Revery Prairie

To make a prairie it takes a clover and one bee,—

One clover, and a bee,

And revery.

The revery alone will do

If bees are few.

Named for the eponymous Emily Dickinson poem, Revery Prairie is a relatively young prairie, established in 2013 by Professors Sundberg, Adelson, and Goluboff, with invaluable assistance from the Campus Sustainability Committee, Facilities Management, and especially landscape architect P. Clifford Miller.

Pictured: Glenn Adelson, Jeff Sundberg, and Ben Goluboff.

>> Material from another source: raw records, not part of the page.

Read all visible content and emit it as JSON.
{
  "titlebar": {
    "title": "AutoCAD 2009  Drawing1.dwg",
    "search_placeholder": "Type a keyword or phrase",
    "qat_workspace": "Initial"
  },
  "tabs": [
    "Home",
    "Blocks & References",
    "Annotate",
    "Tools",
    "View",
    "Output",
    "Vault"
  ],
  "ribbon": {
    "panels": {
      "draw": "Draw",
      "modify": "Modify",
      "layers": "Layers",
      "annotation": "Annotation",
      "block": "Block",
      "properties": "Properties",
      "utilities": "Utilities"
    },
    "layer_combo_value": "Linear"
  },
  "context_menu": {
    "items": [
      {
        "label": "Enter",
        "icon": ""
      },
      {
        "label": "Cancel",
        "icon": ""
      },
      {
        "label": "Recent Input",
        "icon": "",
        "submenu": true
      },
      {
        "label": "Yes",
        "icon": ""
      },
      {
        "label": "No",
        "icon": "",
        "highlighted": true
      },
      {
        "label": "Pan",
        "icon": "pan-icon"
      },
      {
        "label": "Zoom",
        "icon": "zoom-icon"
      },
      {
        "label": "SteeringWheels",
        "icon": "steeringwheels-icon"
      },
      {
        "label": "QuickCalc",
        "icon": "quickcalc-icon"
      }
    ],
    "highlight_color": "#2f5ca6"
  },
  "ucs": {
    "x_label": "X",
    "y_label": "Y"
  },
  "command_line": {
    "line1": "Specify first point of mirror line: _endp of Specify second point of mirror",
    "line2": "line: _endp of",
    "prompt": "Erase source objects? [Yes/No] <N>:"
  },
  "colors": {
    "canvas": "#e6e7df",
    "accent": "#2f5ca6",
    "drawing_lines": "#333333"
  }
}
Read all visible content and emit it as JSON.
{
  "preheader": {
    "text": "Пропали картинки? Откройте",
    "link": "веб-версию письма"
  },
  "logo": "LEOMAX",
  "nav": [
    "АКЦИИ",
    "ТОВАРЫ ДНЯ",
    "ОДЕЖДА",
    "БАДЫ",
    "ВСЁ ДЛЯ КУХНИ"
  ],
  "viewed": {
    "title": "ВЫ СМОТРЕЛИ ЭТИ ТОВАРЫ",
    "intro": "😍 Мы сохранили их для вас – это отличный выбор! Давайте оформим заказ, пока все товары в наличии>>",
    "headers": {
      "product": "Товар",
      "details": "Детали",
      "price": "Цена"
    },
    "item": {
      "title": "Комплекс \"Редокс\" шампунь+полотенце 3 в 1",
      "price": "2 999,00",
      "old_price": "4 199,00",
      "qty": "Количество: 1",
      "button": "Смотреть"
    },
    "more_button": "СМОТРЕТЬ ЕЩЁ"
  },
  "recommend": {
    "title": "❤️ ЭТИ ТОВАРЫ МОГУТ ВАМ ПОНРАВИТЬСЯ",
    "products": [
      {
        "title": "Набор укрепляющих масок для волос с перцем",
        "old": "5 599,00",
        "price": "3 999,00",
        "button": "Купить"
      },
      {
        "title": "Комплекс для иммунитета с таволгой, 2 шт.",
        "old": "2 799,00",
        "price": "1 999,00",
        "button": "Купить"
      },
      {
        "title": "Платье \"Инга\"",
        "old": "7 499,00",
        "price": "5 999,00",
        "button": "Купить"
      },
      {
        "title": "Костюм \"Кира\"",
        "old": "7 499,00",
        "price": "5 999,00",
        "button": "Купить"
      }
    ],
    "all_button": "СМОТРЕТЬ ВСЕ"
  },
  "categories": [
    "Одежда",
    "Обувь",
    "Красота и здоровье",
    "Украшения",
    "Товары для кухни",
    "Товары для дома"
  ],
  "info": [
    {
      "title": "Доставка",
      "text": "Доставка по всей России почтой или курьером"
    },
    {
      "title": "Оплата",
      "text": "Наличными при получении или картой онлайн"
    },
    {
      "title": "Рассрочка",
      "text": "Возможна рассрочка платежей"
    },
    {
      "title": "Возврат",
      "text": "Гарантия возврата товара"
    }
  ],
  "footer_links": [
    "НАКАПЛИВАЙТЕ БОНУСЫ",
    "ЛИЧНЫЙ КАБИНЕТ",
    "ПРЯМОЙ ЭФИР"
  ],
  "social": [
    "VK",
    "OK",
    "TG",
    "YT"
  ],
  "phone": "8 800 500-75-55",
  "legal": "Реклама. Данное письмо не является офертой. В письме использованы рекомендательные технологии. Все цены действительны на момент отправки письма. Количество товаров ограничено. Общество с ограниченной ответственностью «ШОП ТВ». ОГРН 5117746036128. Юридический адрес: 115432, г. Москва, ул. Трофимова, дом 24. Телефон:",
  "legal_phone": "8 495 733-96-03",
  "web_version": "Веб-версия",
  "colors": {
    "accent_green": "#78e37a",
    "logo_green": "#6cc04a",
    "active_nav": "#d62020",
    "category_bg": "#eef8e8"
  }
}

Though bequeathed the title of prairie, Revery Prairie was modeled off the traditional concept of a temperate oak Savanna of the Midwest. Savannas are mixed grasslands with few trees and an abundance of light upon the canopy, whereas prairies remain grassland plains in temperate climates. By the strictest of definitions, both Revery Prairie and Shooting Star Savanna remain hybrid combinations of the similar habitats, with temperate grasslands and sparsely-spaced trees.


Prairies have numerous ecological merits; they are famously fertile in terms of soil composition, require little upkeep following solid establishment, allow natural stormwater drainage, attract pollinating butterflies and bees, and allow the flourishing of endangered flowering herbs and shrubs. Encouragement and maintenance of native species remains careful and slow, as to avoid disturbing the natural seed bank within the soil, including the monitoring of invasive grasses and shrubs such as thistle.

Revery Prairie contains an assembly of various savanna species, including one of Lake Forest College’s last old Burr Oaks, as well as Woodland Joe Pye Weed (Eutrochium purpureum), Bottlebrush grass (Elymus hystrix), and Sweet Black–Eyed Susan (Rudbeckia subtomentosa).


Photo: Sweet Black–Eyed Susan (Rudbeckia subtomentosa)


Some rarer protected species that can be found within Revery include the Purple–Flowering Raspberry (Rubus odoratus), a state endangered species, as well as the Michigan Lily (Lilium michiganense), and the Northern Cranesbill (Geranium bicknelli).

Photo: Northern Cranesbill (Geranium bicknelli)